Despite the challenges, baby boomers are taking over a growing share of business start-ups, even as overall rates of entrepreneurship decline.
Over the decade ended in 2013, boomers ages 55 to 64 went from starting 18.7 percent of new businesses to 23.4 percent, according to the Kauffman Index of Entrepreneurial Activity. Some of the increase can be explained by demographics: As baby boomers age, they account for a greater share of just about any pie. Also driving the increase are stubbornly low rehiring rates for jobless older workers.
Gone are the days when older entrepreneurs were mostly people who had finished good careers and were just looking for the freedom to do something different, said Fred Dawkins, author of “Everyday Entrepreneur.”
“Right now we’re dealing with more people who are doing this out of necessity because they’ve been forced out,” Dawkins said.
After a long career in nursing administration and then health care information technology, Bohnne Jones faced her first layoff 12 years ago at age 51. For the next five years she landed three other corporate jobs, but each ended either in mass layoffs or the completion of a major project. During one stint, she ended up redecorating a physicians lounge that was going to house new computers that she had ordered.
The experience rekindled an old passion for interior design.
Ultimately, in 2007, Jones withdrew half her $300,000 individual retirement account to buy and start operating a Decorating Den franchise in Nashville.
“And you know what happens next,” she said, referring to the mortgage crisis and ensuing recession.
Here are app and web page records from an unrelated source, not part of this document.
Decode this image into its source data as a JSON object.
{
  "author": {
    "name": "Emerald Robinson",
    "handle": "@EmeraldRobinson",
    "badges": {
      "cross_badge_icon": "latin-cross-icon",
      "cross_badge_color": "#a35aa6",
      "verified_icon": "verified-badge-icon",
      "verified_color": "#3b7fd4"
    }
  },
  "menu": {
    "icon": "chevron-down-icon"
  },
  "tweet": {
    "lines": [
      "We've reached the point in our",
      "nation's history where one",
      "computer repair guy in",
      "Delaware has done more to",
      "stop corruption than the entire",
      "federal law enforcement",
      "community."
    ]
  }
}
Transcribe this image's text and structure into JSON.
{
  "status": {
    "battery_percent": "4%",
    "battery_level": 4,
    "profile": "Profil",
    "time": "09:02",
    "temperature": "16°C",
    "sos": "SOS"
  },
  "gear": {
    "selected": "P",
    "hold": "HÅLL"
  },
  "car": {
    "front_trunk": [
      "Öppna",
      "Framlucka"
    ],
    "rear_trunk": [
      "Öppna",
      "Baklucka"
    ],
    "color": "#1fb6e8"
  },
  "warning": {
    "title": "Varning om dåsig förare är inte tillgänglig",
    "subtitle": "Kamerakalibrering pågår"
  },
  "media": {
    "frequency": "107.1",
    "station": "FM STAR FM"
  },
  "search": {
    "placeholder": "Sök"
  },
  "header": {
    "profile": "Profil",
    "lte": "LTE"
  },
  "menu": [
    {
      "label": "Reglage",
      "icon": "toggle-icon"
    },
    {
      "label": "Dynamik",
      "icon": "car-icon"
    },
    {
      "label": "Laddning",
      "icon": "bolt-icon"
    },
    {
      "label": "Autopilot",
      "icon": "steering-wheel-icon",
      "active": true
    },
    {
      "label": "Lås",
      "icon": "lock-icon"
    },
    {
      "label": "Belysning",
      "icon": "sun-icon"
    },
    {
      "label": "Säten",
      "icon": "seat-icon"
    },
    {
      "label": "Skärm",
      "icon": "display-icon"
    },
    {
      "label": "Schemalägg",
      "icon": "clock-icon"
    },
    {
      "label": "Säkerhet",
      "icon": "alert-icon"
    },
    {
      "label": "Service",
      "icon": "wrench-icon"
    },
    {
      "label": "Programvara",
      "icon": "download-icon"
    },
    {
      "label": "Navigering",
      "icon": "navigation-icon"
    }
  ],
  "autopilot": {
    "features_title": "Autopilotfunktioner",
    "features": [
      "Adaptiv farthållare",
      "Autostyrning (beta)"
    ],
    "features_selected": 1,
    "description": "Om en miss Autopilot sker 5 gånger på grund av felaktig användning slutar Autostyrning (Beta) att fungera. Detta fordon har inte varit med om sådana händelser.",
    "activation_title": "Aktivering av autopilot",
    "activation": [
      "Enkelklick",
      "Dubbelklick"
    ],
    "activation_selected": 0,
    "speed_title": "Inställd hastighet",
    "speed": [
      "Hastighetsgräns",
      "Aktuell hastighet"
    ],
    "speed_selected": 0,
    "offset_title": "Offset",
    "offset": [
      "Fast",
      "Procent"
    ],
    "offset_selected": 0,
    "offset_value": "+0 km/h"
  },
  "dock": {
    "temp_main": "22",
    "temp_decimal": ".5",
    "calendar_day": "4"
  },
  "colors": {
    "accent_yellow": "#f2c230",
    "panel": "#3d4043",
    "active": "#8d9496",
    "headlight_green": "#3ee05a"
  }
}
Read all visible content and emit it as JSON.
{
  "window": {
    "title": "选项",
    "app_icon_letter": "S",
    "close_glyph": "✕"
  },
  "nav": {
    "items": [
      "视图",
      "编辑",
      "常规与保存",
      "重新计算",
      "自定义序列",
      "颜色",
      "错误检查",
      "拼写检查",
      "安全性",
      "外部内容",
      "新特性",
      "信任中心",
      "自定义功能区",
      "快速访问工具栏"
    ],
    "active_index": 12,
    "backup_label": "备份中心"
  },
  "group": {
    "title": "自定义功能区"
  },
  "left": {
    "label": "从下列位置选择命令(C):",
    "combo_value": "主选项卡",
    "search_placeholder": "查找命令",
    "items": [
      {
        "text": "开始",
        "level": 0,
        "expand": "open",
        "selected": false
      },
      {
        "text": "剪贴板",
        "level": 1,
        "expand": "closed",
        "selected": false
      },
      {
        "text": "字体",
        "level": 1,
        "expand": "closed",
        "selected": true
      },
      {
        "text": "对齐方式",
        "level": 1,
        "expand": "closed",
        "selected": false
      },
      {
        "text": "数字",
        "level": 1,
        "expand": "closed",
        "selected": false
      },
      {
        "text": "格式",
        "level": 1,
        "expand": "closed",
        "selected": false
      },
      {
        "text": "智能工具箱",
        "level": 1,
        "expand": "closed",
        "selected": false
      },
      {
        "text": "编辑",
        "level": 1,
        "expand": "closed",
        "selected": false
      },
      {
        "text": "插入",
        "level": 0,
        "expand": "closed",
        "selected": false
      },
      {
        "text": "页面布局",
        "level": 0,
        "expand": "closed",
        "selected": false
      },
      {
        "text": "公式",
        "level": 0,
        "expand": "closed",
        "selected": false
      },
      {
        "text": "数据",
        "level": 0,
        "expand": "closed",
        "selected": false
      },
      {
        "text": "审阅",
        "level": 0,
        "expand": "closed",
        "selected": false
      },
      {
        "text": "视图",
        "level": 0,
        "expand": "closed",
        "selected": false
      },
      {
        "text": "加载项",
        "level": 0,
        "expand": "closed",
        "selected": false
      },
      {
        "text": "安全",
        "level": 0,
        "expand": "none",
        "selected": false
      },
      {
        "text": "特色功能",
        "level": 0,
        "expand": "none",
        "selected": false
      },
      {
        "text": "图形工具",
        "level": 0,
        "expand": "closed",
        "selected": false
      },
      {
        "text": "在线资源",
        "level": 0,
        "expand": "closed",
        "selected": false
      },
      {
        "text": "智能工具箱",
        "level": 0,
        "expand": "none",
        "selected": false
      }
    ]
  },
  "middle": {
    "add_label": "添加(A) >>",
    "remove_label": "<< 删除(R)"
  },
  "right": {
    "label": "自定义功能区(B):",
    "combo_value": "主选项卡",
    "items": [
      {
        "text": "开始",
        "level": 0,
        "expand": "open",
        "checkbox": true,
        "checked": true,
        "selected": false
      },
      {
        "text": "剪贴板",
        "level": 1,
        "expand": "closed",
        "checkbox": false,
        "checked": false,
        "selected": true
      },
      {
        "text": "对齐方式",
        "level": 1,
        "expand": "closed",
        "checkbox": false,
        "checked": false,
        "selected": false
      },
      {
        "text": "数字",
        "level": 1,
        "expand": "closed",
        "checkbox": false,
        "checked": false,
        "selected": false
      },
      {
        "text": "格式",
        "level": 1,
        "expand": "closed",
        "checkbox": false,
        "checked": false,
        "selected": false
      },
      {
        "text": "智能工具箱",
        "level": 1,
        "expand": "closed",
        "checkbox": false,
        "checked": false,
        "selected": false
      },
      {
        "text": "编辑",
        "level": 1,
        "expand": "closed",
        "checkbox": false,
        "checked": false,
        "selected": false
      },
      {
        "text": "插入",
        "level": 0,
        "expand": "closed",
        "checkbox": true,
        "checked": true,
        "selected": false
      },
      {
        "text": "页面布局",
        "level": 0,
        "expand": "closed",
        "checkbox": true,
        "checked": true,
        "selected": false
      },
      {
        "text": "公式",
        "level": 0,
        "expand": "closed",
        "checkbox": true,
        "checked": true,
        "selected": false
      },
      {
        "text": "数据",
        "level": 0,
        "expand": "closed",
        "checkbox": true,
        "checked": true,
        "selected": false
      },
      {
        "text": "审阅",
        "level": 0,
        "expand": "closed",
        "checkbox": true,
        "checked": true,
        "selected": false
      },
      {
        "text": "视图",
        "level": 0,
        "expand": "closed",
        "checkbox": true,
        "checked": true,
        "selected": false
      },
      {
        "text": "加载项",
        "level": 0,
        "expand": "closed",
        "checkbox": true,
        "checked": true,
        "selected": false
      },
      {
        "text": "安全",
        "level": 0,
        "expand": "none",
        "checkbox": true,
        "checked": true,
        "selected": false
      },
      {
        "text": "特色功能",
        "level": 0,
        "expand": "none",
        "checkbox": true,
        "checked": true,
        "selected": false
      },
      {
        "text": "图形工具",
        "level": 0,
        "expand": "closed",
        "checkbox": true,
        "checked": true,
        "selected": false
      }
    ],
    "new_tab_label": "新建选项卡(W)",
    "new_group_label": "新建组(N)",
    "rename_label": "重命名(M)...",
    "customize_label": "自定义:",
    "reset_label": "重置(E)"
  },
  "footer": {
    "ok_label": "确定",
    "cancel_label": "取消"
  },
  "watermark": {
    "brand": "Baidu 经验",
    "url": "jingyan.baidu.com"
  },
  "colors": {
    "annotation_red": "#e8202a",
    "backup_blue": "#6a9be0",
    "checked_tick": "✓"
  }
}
She ended up investing about $260,000 in total and reduced her business checking account to about $20,000 before the business picked up.
That’s when she had to drop her husband from the payroll, and he enrolled in a truck driver training program.
Her advice to would-be corporate refugees thinking of starting a franchise: Commit more money to the project than you think it will take.